This site is most famous for its flocks of whirling waders over the wash, they appear to take on a single entity like a shoal of mackerel avoiding a predator, truly awesome to watch. The most impressive flocks are usually Knot, in winter plumage they have grey upper body plumage and white undersides, this is what gives the amazing colour changes in the flock as they bank and turn through the air as one.
To get the best out of this site you should visit between September and early April when the most waders are present. The other very important ingredient is a high ‘spring’ tide. This pushes the birds up on to the reserve lagoons. Tide tables are available from the reserve and nearby Titchwell. Away from the highest tides you don’t get the same effect as not all the wash mud is covered and birds stay further out. If you come here at low tide the birds can be literally miles away.
The best strategy is to arrive an hour or so before high tide and let the drama unfold. When the tide is fully in move to one of the hides around the lagoons to view the roosting waders and other birds present. A taster of the highest counts from 2008; 7000 Oystercatchers, 2000 Grey Plovers, 2000 Golden Plovers, 80,000 Knot, 10,000 Dunlin, 2500 Bar Tailed Godwits and 1500 Curlew.
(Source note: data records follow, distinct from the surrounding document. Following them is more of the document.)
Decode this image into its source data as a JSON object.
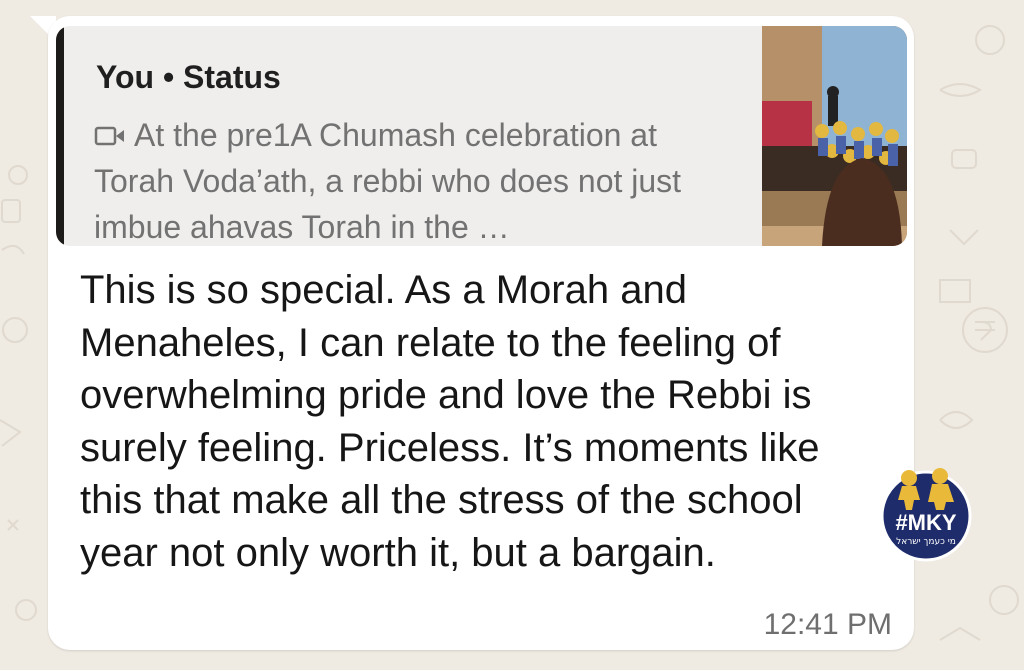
{
  "colors": {
    "background": "#efeae2",
    "bubble": "#ffffff",
    "quote_background": "#f0eeec",
    "quote_bar": "#1d1b19",
    "message_text": "#161616",
    "muted_text": "#727272"
  },
  "quoted_status": {
    "author": "You",
    "separator": " • ",
    "label": "Status",
    "media_icon": "video-camera-icon",
    "text": "At the pre1A Chumash celebration at Torah Voda’ath, a rebbi who does not just imbue ahavas Torah in the …"
  },
  "message": {
    "text": "This is so special. As a Morah and Menaheles, I can relate to the feeling of overwhelming pride and love the Rebbi is surely feeling. Priceless. It’s moments like this that make all the stress of the school year not only worth it, but a bargain.",
    "time": "12:41 PM"
  },
  "watermark": {
    "tag": "#MKY",
    "subtitle": "מי כעמך ישראל"
  }
}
Thousands of pink-footed geese gather around the reserve from late September through to March with a few hundred still present until early may most years. The birds roost on The Wash but fly inland at dawn to feed on farmers fields.
The reserve through the seasons
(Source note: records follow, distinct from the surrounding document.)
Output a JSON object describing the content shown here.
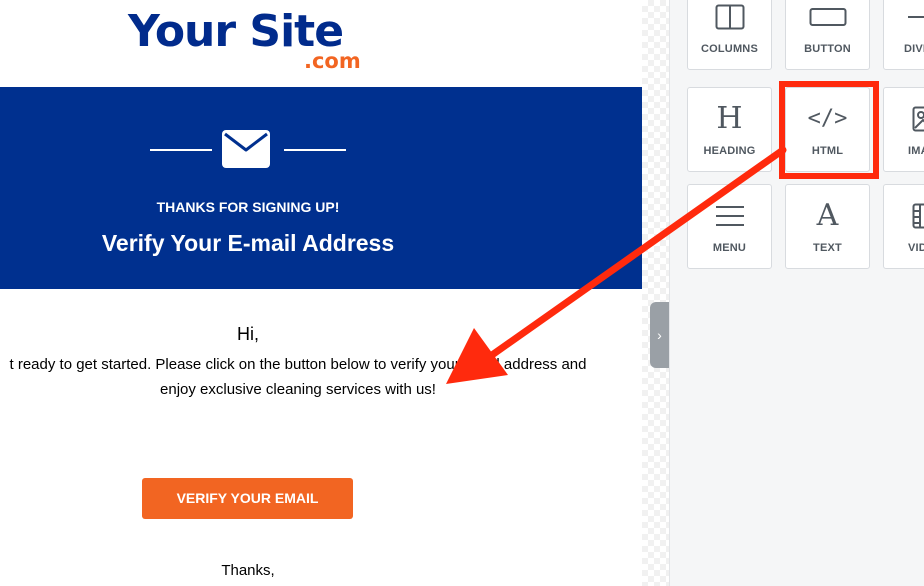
{
  "email": {
    "logo": {
      "main": "Your Site",
      "sub": ".com"
    },
    "banner": {
      "kicker": "THANKS FOR SIGNING UP!",
      "title": "Verify Your E-mail Address"
    },
    "greeting": "Hi,",
    "message_line1": "t ready to get started. Please click on the button below to verify your email address and",
    "message_line2": "enjoy exclusive cleaning services with us!",
    "cta_label": "VERIFY YOUR EMAIL",
    "signoff": "Thanks,"
  },
  "tools": {
    "columns": {
      "label": "COLUMNS",
      "icon": "columns-icon"
    },
    "button": {
      "label": "BUTTON",
      "icon": "button-icon"
    },
    "divider": {
      "label": "DIVI",
      "icon": "divider-icon"
    },
    "heading": {
      "label": "HEADING",
      "icon": "heading-icon",
      "glyph": "H"
    },
    "html": {
      "label": "HTML",
      "icon": "code-icon",
      "glyph": "</>"
    },
    "image": {
      "label": "IMA",
      "icon": "image-icon"
    },
    "menu": {
      "label": "MENU",
      "icon": "menu-icon"
    },
    "text": {
      "label": "TEXT",
      "icon": "text-icon",
      "glyph": "A"
    },
    "video": {
      "label": "VID",
      "icon": "video-icon"
    }
  },
  "colors": {
    "brand_blue": "#00308f",
    "brand_orange": "#f26522",
    "annotation_red": "#ff2a0d"
  }
}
Spring brings migrants such as wheatears and sand martins arriving from their wintering grounds in Africa, these are regularly seen along the beach. Common terns look for nest sites on the lagoons. Wading birds in their colourful breeding plumage pass through on their way to the Arctic, alongside avocets, oystercatchers and ringed plovers which nest on the reserve. Barn owls can been seen hunting over the salt marsh and fields.
Summer brings young birds to the lagoons with Avocet and tern chicks being busily fed. Later in the summer, flocks of knot begin to build up in number.
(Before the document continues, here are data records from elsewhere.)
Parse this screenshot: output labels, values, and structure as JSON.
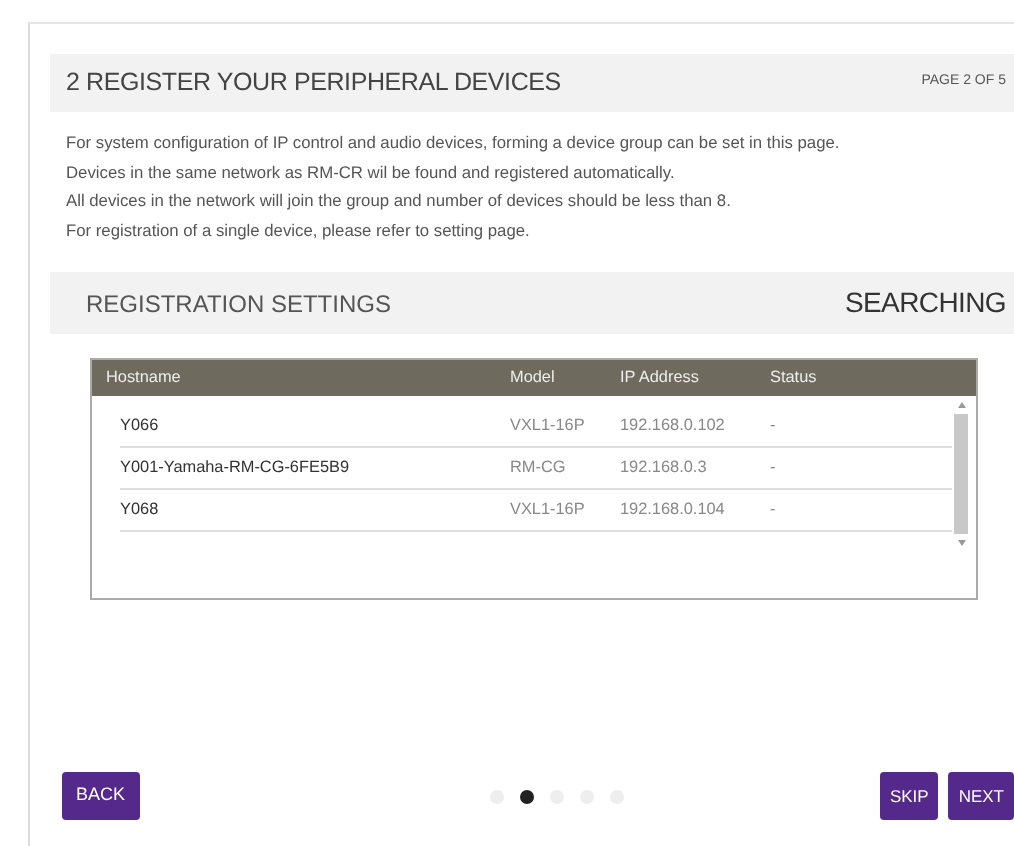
{
  "header": {
    "title": "2 REGISTER YOUR PERIPHERAL DEVICES",
    "page": "PAGE 2 OF 5"
  },
  "description": [
    "For system configuration of IP control and audio devices, forming a device group can be set in this page.",
    "Devices in the same network as RM-CR wil be found and registered automatically.",
    "All devices in the network will join the group and number of devices should be less than 8.",
    "For registration of a single device, please refer to setting page."
  ],
  "section": {
    "title": "REGISTRATION SETTINGS",
    "status": "SEARCHING"
  },
  "table": {
    "columns": [
      "Hostname",
      "Model",
      "IP Address",
      "Status"
    ],
    "rows": [
      [
        "Y066",
        "VXL1-16P",
        "192.168.0.102",
        "-"
      ],
      [
        "Y001-Yamaha-RM-CG-6FE5B9",
        "RM-CG",
        "192.168.0.3",
        "-"
      ],
      [
        "Y068",
        "VXL1-16P",
        "192.168.0.104",
        "-"
      ]
    ]
  },
  "pager": [
    {
      "selected": false
    },
    {
      "selected": true
    },
    {
      "selected": false
    },
    {
      "selected": false
    },
    {
      "selected": false
    }
  ],
  "buttons": {
    "back": "BACK",
    "skip": "SKIP",
    "next": "NEXT"
  }
}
Autumn sees the migration of thrushes and finches returning from their summer breeding grounds further north. Wader numbers build up during autumn migration, with tens of thousands regularly present, busily feeding on The Wash, and regularly pushed on to the reserve by the incoming tide. Wigeon and brent geese start to arrive back from breeding grounds along with Pink Footed Geese.
Winter brings huge numbers of waterfowl to the lagoons and out in The Wash, while peregrines, hen harriers and Short Eared Owls may hunt on the salt marsh. Thousands of pink-footed geese roost on the mudflats at nights. Goldeneyes also gather in large numbers on the lagoon and possibly the odd Smew or Scaup can be seen with them. Along the beach and bank some years Twite, Snow Bunting and Shore Larks can be seen.